There could be many possible means of dying. Shrapnel wounds, extreme exhaustion, being buried alive under the rubble the list is endless. Even in their subterranean cellars, people could die of flooding. Throughout the war there wasn’t even a bomb shelter designed to take full impact from a bomb. The few places which provided full shelter from the bombing, the underground railways for example, proved too costly for the Brits. The Blitz’s ruthless aggression took all and any victims, women and children took large percentages of the death toll.
Schools, entertainment facilities and even churches were targeted. The population’s moral was low, women feared for their husbands and sons abroad and dreaded for their children on the home front. Children were targeted by the bombing of schools and education, in theory this would prove an excellent tactic for the Germans as the children were the future of Britain, thus with a lack of education the British army would weaken. Furthermore, with entertainment facilities being bombed, morale would dip to its lowest for it was one of the only things which could relieve the Britons minds.
Not even churches were safe, the people had no one to turn to. With scarcity of faith and society in an anarchy they did want to be in, one wonders how the people coped with the devastation the Blitz brought. The first attack on Britain by Hitler’s Luftwaffe brought the start of a fifty seven day consecutive bombing. Around three hundred German bombers set out to destroy London. The Royal Air Force had a demanding task set against them as they were heavily outnumbered and could not replace the amount of planes falling from the skies. Women on the home front were expected to work overtime without extra pay.
The arduous labour they had undergone brought them severe fatigue and when they finished work and went home, if it was still standing, the air raid sirens and blackout would not help them to get any rest. The life of a commoner during the Blitz was no easy one. With friends and family dying abroad as well as on the home front life would have been torment. Huge amounts of stress and pressure would be exerted on those working in factories, urged to work overtime and for little pay. Death could be met at any and every corner, a bomb blast could lead to a number of painful deaths.
Rationing was enforced due to the bombing of major ports such as in Portsmouth. As well as the fact that entertainment was also targeted, life was made worse for the Brits as they had nowhere to turn to in order to relieve their pain and sorrow. Life during the Blitz was strenuous due to all these factors, yet probably the worst devastation the Blitz had brought was how the inhabitants could not talk about their problems as it may have revealed positions to spies.
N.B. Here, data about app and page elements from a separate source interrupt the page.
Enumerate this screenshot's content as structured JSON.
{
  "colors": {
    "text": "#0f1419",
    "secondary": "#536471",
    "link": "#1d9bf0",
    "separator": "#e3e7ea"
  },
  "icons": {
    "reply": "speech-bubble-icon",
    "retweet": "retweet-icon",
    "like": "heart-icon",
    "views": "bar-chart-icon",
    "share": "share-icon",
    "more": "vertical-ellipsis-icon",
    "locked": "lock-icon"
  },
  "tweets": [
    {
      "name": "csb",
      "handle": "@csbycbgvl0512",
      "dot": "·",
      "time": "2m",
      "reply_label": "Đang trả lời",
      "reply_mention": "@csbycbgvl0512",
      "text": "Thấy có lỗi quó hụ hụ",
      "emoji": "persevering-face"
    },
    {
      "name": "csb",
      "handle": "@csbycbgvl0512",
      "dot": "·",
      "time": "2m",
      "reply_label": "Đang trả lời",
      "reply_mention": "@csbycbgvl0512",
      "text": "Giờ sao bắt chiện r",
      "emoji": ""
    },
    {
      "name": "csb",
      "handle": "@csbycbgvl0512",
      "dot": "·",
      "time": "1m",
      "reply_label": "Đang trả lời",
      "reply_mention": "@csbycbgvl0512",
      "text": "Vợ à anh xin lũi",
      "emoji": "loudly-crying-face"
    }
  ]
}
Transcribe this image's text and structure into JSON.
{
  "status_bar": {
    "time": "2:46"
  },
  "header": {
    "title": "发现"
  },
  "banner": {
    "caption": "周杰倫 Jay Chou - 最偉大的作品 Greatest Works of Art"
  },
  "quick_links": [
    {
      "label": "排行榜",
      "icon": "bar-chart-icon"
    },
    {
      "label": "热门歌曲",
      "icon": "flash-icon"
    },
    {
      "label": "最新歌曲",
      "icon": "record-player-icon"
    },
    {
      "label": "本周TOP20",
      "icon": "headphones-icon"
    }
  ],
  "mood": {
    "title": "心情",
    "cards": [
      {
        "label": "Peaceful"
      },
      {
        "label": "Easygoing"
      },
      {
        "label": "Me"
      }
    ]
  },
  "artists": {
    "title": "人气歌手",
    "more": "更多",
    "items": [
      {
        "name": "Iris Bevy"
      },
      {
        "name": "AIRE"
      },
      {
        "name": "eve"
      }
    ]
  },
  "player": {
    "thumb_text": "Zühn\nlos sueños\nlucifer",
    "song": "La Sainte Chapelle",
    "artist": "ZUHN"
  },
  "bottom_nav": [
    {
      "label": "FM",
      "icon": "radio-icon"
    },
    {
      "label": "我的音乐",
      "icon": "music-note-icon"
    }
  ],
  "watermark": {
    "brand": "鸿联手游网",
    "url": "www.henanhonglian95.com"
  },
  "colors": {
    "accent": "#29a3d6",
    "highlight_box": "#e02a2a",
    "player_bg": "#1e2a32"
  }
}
One must applaud those who survived the Blitz and all they went through for it is hard to live when there is nothing to live for.